"I am a typical sceptical surgeon. I shall do what I do every day. The hypnotist's job is to demonstrate, if he does his job well, that the patient won't need anaesthetic." He added: "More and more people want to be in the driving seat when it comes to medical care. They worry about complications of surgery and the side-effects of drugs. If hypnosurgery does get people out of hospital faster and they can use fewer drugs, the public might like it and the NHS might save a lot."

No swinging pendulums or similar devices would be used, Mr Butler said. Instead, he would rely solely on words. "Contrary to popular opinion, a person under hypnosis is never in a coma or asleep. They are in a state of deep relaxation and as they go deeper they become more suggestible."

Preparation for the surgery would begin about 10 minutes before the operation and the hypnotic state would be maintained throughout. "I will give the patient a lot of suggestions that their sensations are disappearing, they are relaxing and they are losing their feelings.

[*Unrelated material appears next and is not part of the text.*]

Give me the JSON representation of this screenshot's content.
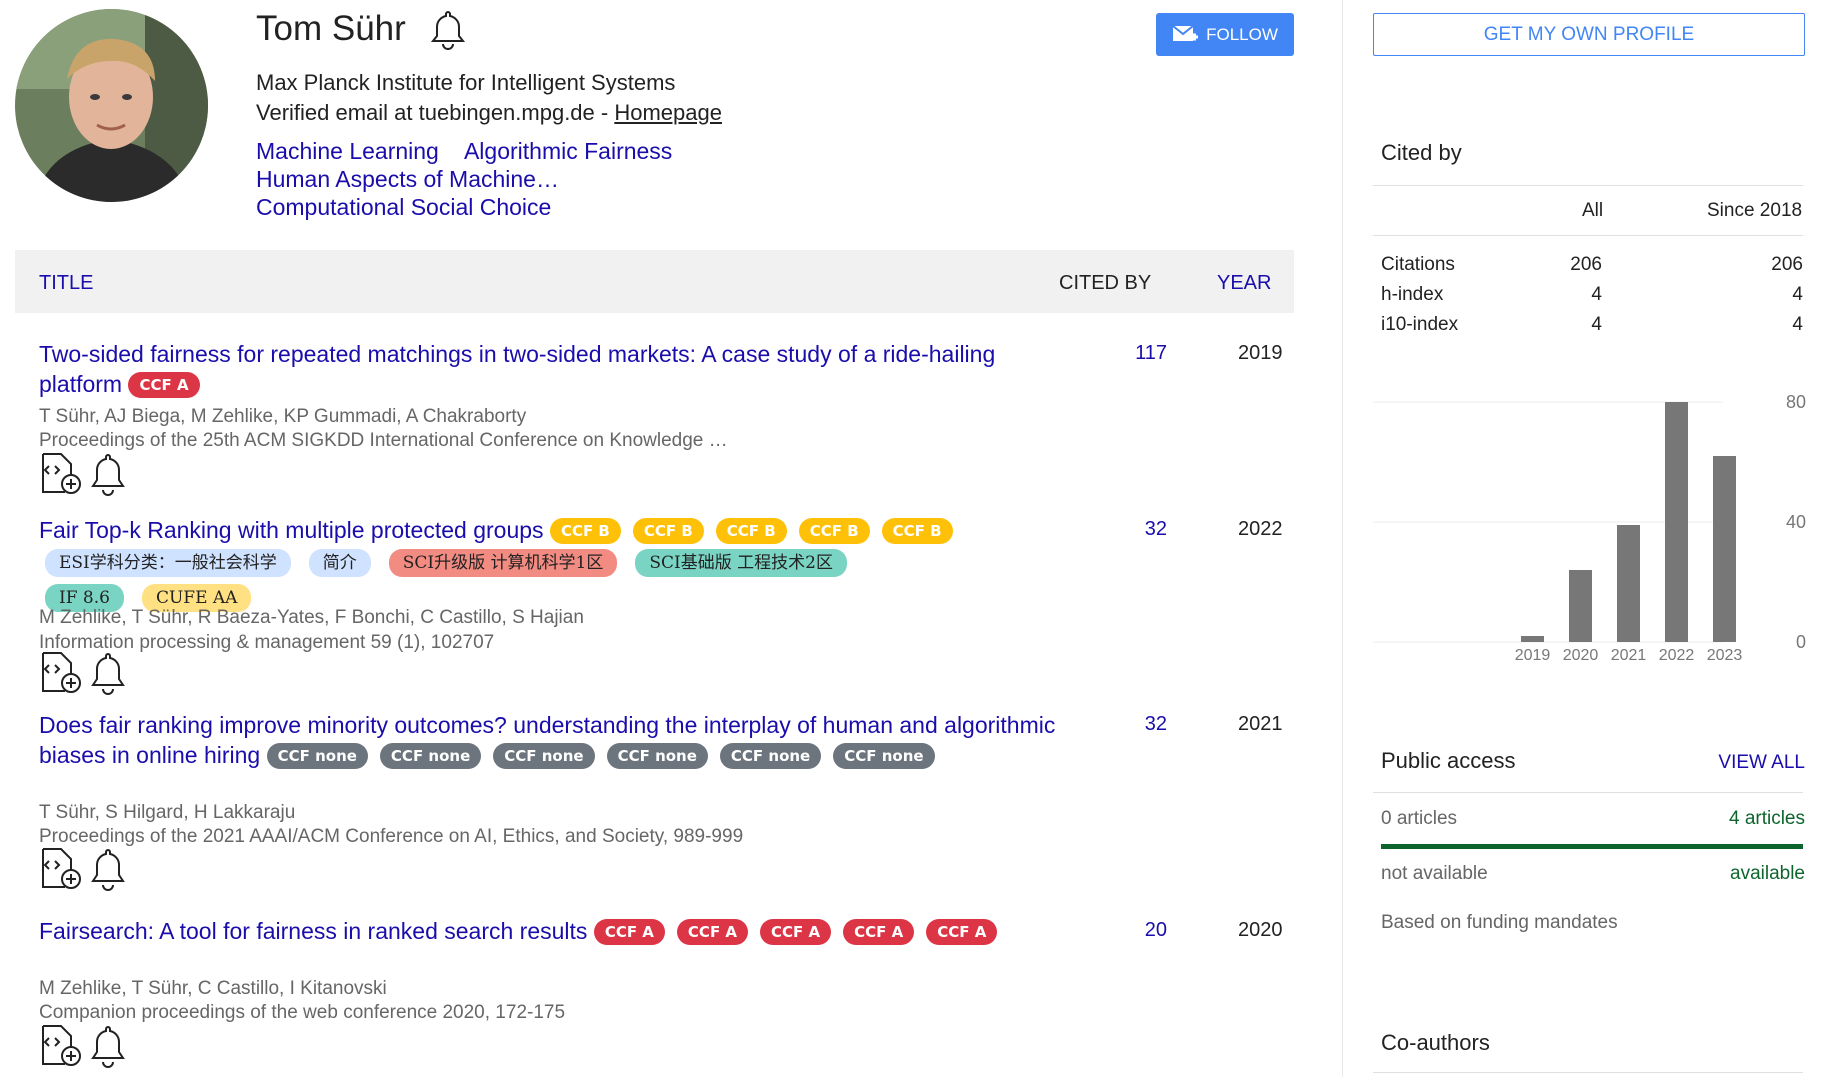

Then I will reassure them that they will recover well and they will feel comfortable. When the operation is over I will give them a count of five and they will come back to being fully alert."

Mr Butler has practised hypnotherapy on the NHS for chronic pain and other ailments for more than 20 years.

Join our commenting forum

Join thought-provoking conversations, follow other Independent readers and see their replies


Thank you for registering

Please refresh the page or navigate to another page on the site to be automatically logged inPlease refresh your browser to be logged in